§ TASK STATEMENT
All entries are to be copied exactly, with pictures removed.

§ DATASET CONTENT
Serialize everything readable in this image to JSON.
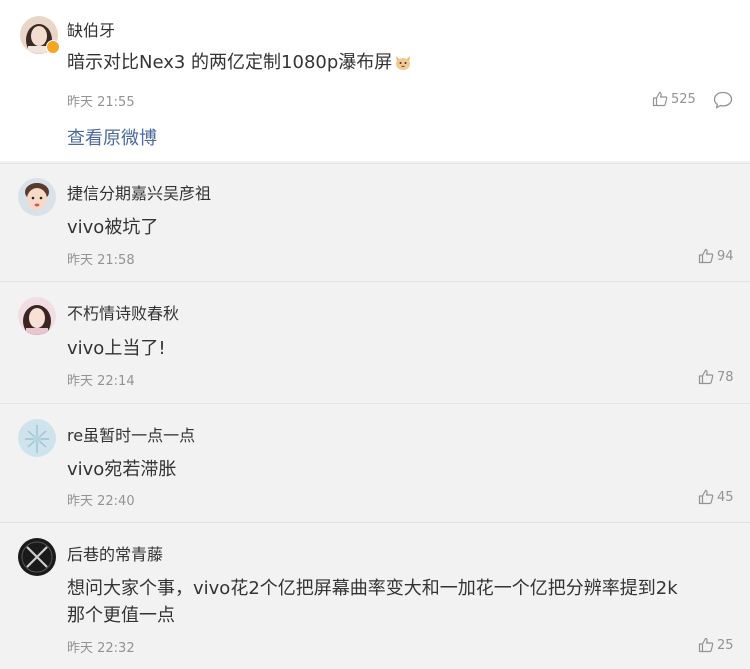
{
  "original_post": {
    "author": "缺伯牙",
    "text": "暗示对比Nex3 的两亿定制1080p瀑布屏",
    "time": "昨天 21:55",
    "likes": "525",
    "view_original": "查看原微博"
  },
  "comments": [
    {
      "author": "捷信分期嘉兴吴彦祖",
      "text": "vivo被坑了",
      "time": "昨天 21:58",
      "likes": "94"
    },
    {
      "author": "不朽情诗败春秋",
      "text": "vivo上当了!",
      "time": "昨天 22:14",
      "likes": "78"
    },
    {
      "author": "re虽暂时一点一点",
      "text": "vivo宛若滞胀",
      "time": "昨天 22:40",
      "likes": "45"
    },
    {
      "author": "后巷的常青藤",
      "text_line1": "想问大家个事，vivo花2个亿把屏幕曲率变大和一加花一个亿把分辨率提到2k",
      "text_line2": "那个更值一点",
      "time": "昨天 22:32",
      "likes": "25"
    }
  ],
  "colors": {
    "link": "#4d6a9e",
    "meta": "#939393",
    "background": "#f2f2f2",
    "verified": "#f6a623"
  }
}
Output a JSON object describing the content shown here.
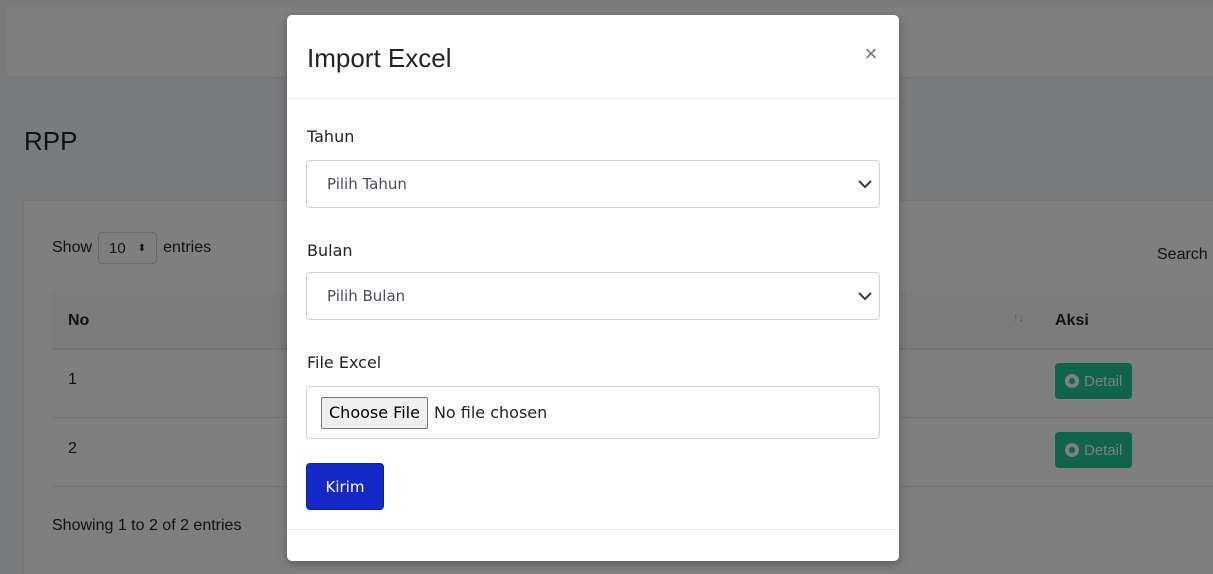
{
  "page": {
    "title": "RPP",
    "length_prefix": "Show",
    "length_value": "10",
    "length_suffix": "entries",
    "search_label": "Search",
    "table_headers": {
      "no": "No",
      "aksi": "Aksi"
    },
    "rows": [
      {
        "no": "1",
        "action": "Detail"
      },
      {
        "no": "2",
        "action": "Detail"
      }
    ],
    "info": "Showing 1 to 2 of 2 entries"
  },
  "modal": {
    "title": "Import Excel",
    "close_symbol": "×",
    "tahun_label": "Tahun",
    "tahun_selected": "Pilih Tahun",
    "bulan_label": "Bulan",
    "bulan_selected": "Pilih Bulan",
    "file_label": "File Excel",
    "choose_file": "Choose File",
    "no_file": "No file chosen",
    "submit": "Kirim"
  },
  "colors": {
    "detail_button": "#20c997",
    "submit_button": "#1428c8",
    "overlay": "rgba(0,0,0,0.5)"
  }
}
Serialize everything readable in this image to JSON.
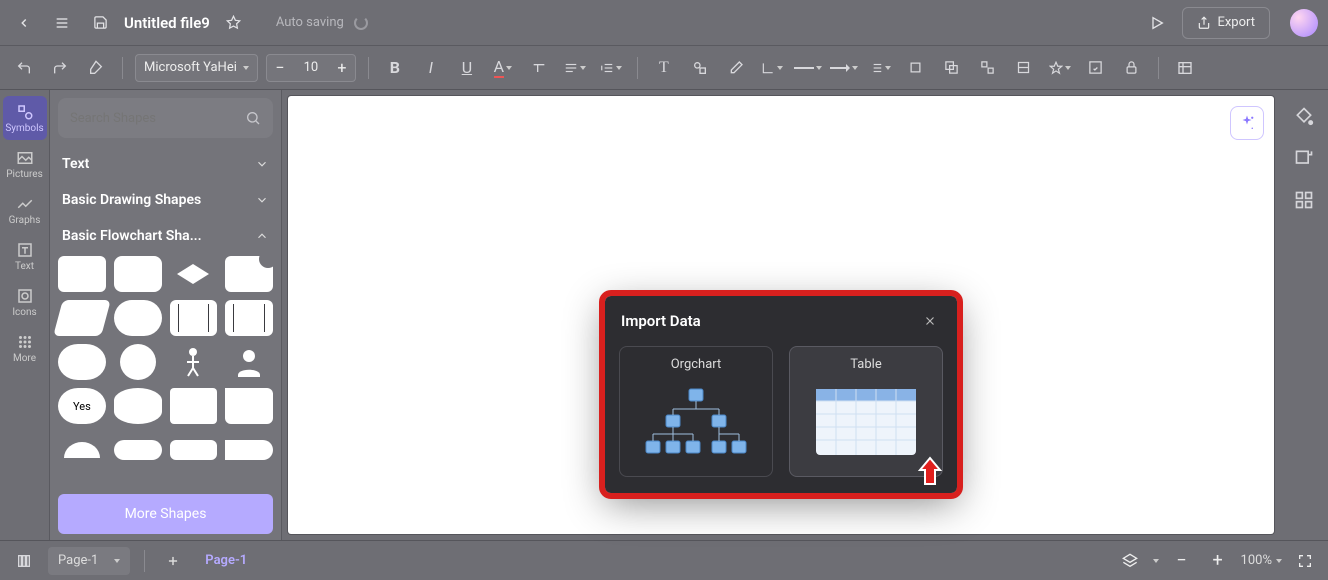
{
  "header": {
    "title": "Untitled file9",
    "autosave": "Auto saving",
    "export": "Export"
  },
  "toolbar": {
    "font": "Microsoft YaHei",
    "size": "10"
  },
  "rail": {
    "items": [
      "Symbols",
      "Pictures",
      "Graphs",
      "Text",
      "Icons",
      "More"
    ]
  },
  "panel": {
    "search_placeholder": "Search Shapes",
    "cat_text": "Text",
    "cat_basic": "Basic Drawing Shapes",
    "cat_flow": "Basic Flowchart Sha...",
    "yes_label": "Yes",
    "more": "More Shapes"
  },
  "dialog": {
    "title": "Import Data",
    "opt1": "Orgchart",
    "opt2": "Table"
  },
  "status": {
    "page_sel": "Page-1",
    "page_tab": "Page-1",
    "zoom": "100%"
  }
}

§ TASK OUTPUT
Serialize everything readable in this image to JSON.
{
  "original_post": {
    "author": "缺伯牙",
    "text": "暗示对比Nex3 的两亿定制1080p瀑布屏",
    "time": "昨天 21:55",
    "likes": "525",
    "view_original": "查看原微博"
  },
  "comments": [
    {
      "author": "捷信分期嘉兴吴彦祖",
      "text": "vivo被坑了",
      "time": "昨天 21:58",
      "likes": "94"
    },
    {
      "author": "不朽情诗败春秋",
      "text": "vivo上当了!",
      "time": "昨天 22:14",
      "likes": "78"
    },
    {
      "author": "re虽暂时一点一点",
      "text": "vivo宛若滞胀",
      "time": "昨天 22:40",
      "likes": "45"
    },
    {
      "author": "后巷的常青藤",
      "text_line1": "想问大家个事，vivo花2个亿把屏幕曲率变大和一加花一个亿把分辨率提到2k",
      "text_line2": "那个更值一点",
      "time": "昨天 22:32",
      "likes": "25"
    }
  ],
  "colors": {
    "link": "#4d6a9e",
    "meta": "#939393",
    "background": "#f2f2f2",
    "verified": "#f6a623"
  }
}
Output a JSON object describing the content shown here.
{
  "page": {
    "title": "RPP",
    "length_prefix": "Show",
    "length_value": "10",
    "length_suffix": "entries",
    "search_label": "Search",
    "table_headers": {
      "no": "No",
      "aksi": "Aksi"
    },
    "rows": [
      {
        "no": "1",
        "action": "Detail"
      },
      {
        "no": "2",
        "action": "Detail"
      }
    ],
    "info": "Showing 1 to 2 of 2 entries"
  },
  "modal": {
    "title": "Import Excel",
    "close_symbol": "×",
    "tahun_label": "Tahun",
    "tahun_selected": "Pilih Tahun",
    "bulan_label": "Bulan",
    "bulan_selected": "Pilih Bulan",
    "file_label": "File Excel",
    "choose_file": "Choose File",
    "no_file": "No file chosen",
    "submit": "Kirim"
  },
  "colors": {
    "detail_button": "#20c997",
    "submit_button": "#1428c8",
    "overlay": "rgba(0,0,0,0.5)"
  }
}
Serialize everything readable in this image to JSON.
{
  "header": {
    "title": "Untitled file9",
    "autosave": "Auto saving",
    "export": "Export"
  },
  "toolbar": {
    "font": "Microsoft YaHei",
    "size": "10"
  },
  "rail": {
    "items": [
      "Symbols",
      "Pictures",
      "Graphs",
      "Text",
      "Icons",
      "More"
    ]
  },
  "panel": {
    "search_placeholder": "Search Shapes",
    "cat_text": "Text",
    "cat_basic": "Basic Drawing Shapes",
    "cat_flow": "Basic Flowchart Sha...",
    "yes_label": "Yes",
    "more": "More Shapes"
  },
  "dialog": {
    "title": "Import Data",
    "opt1": "Orgchart",
    "opt2": "Table"
  },
  "status": {
    "page_sel": "Page-1",
    "page_tab": "Page-1",
    "zoom": "100%"
  }
}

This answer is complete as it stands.